Task description —
Look through the data below. Show each line where the string "content" occurs.
=== Extracted data ===
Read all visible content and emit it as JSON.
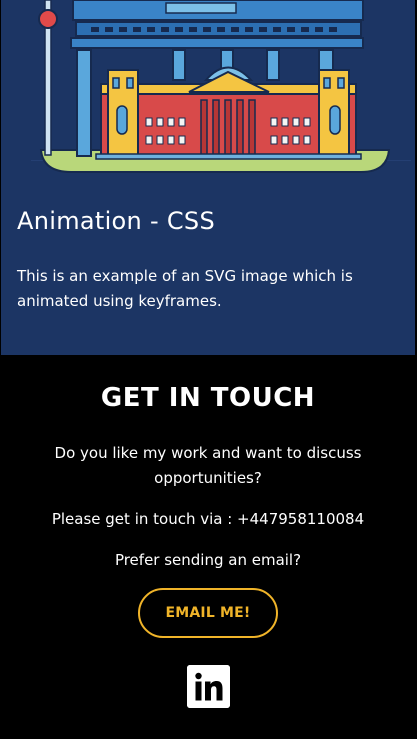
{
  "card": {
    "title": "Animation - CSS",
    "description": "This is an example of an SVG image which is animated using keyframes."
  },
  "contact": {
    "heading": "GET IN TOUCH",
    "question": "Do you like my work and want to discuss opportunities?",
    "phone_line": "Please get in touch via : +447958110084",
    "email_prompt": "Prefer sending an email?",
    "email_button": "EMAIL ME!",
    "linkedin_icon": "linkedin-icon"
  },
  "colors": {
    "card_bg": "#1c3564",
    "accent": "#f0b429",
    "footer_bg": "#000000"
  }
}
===
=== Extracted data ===
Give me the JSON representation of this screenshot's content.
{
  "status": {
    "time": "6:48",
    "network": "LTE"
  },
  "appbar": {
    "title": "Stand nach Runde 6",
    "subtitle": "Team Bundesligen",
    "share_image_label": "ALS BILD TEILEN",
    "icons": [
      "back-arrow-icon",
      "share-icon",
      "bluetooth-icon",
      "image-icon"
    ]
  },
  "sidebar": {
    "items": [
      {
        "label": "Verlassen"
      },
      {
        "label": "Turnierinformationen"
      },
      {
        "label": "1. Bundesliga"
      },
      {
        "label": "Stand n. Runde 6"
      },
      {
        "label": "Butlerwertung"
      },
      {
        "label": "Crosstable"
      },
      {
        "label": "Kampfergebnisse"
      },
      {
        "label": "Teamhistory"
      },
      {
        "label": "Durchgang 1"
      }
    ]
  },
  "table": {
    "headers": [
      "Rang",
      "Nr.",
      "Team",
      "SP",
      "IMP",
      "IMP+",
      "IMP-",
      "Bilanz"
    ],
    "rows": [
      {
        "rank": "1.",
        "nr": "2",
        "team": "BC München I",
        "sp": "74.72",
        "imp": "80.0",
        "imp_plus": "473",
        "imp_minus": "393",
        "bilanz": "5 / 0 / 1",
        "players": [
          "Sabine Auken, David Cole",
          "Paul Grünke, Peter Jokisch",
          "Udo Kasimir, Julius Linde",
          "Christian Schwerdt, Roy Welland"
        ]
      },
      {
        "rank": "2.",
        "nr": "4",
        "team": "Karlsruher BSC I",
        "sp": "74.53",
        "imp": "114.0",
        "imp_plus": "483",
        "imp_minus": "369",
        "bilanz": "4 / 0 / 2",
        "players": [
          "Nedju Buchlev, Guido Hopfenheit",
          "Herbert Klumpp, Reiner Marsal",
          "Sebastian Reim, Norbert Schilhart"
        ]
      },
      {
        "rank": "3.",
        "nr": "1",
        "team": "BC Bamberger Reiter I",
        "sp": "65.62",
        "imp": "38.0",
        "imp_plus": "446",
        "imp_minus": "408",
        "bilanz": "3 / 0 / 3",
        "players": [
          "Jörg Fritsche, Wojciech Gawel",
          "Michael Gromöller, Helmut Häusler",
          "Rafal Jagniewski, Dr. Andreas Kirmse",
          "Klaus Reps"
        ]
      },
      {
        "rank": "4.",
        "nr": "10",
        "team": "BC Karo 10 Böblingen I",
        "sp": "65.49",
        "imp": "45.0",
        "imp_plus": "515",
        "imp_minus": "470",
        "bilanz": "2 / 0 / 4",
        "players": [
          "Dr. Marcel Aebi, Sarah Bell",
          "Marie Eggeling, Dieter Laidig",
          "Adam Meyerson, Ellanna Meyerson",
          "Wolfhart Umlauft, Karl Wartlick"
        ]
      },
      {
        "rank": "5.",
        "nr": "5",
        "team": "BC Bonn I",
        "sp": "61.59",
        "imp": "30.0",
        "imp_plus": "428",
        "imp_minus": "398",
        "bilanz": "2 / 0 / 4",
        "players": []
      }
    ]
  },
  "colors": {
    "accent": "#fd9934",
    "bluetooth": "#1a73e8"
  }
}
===
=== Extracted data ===
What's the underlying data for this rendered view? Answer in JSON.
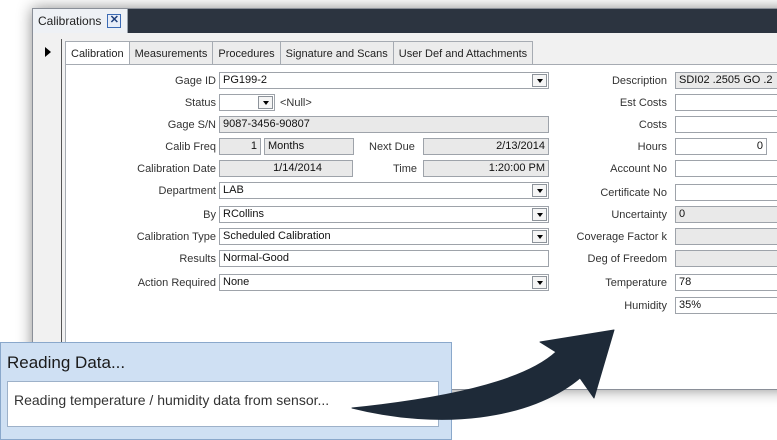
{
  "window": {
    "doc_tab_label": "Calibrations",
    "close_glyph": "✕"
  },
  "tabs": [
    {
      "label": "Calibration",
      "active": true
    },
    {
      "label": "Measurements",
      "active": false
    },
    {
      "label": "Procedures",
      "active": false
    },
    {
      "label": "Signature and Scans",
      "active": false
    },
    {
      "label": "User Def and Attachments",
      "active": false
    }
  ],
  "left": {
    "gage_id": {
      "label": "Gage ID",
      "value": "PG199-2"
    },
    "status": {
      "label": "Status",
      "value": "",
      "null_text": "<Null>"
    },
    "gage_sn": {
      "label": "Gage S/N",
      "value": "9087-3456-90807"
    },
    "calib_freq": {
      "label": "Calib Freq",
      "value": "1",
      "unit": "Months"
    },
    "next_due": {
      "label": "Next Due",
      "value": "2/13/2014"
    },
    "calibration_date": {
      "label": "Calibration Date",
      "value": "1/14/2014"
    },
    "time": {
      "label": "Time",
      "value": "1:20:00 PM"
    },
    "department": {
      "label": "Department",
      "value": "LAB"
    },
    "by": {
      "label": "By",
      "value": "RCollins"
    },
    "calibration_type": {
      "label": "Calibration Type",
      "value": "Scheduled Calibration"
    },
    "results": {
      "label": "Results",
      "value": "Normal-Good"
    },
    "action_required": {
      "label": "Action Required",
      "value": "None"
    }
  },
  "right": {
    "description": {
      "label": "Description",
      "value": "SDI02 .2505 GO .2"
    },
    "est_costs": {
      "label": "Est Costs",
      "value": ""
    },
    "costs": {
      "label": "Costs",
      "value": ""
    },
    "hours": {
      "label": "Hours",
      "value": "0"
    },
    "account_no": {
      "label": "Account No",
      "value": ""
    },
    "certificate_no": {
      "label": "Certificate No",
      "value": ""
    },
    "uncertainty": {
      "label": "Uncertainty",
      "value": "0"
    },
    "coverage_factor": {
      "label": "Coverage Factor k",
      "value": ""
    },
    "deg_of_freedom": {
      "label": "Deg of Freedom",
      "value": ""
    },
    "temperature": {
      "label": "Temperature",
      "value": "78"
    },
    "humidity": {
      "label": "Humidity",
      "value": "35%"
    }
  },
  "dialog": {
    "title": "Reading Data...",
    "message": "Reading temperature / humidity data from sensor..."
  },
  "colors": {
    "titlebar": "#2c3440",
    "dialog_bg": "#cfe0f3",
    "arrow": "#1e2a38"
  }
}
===
Finished exercise —
Read all visible content and emit it as JSON.
Give me the JSON representation of this screenshot's content.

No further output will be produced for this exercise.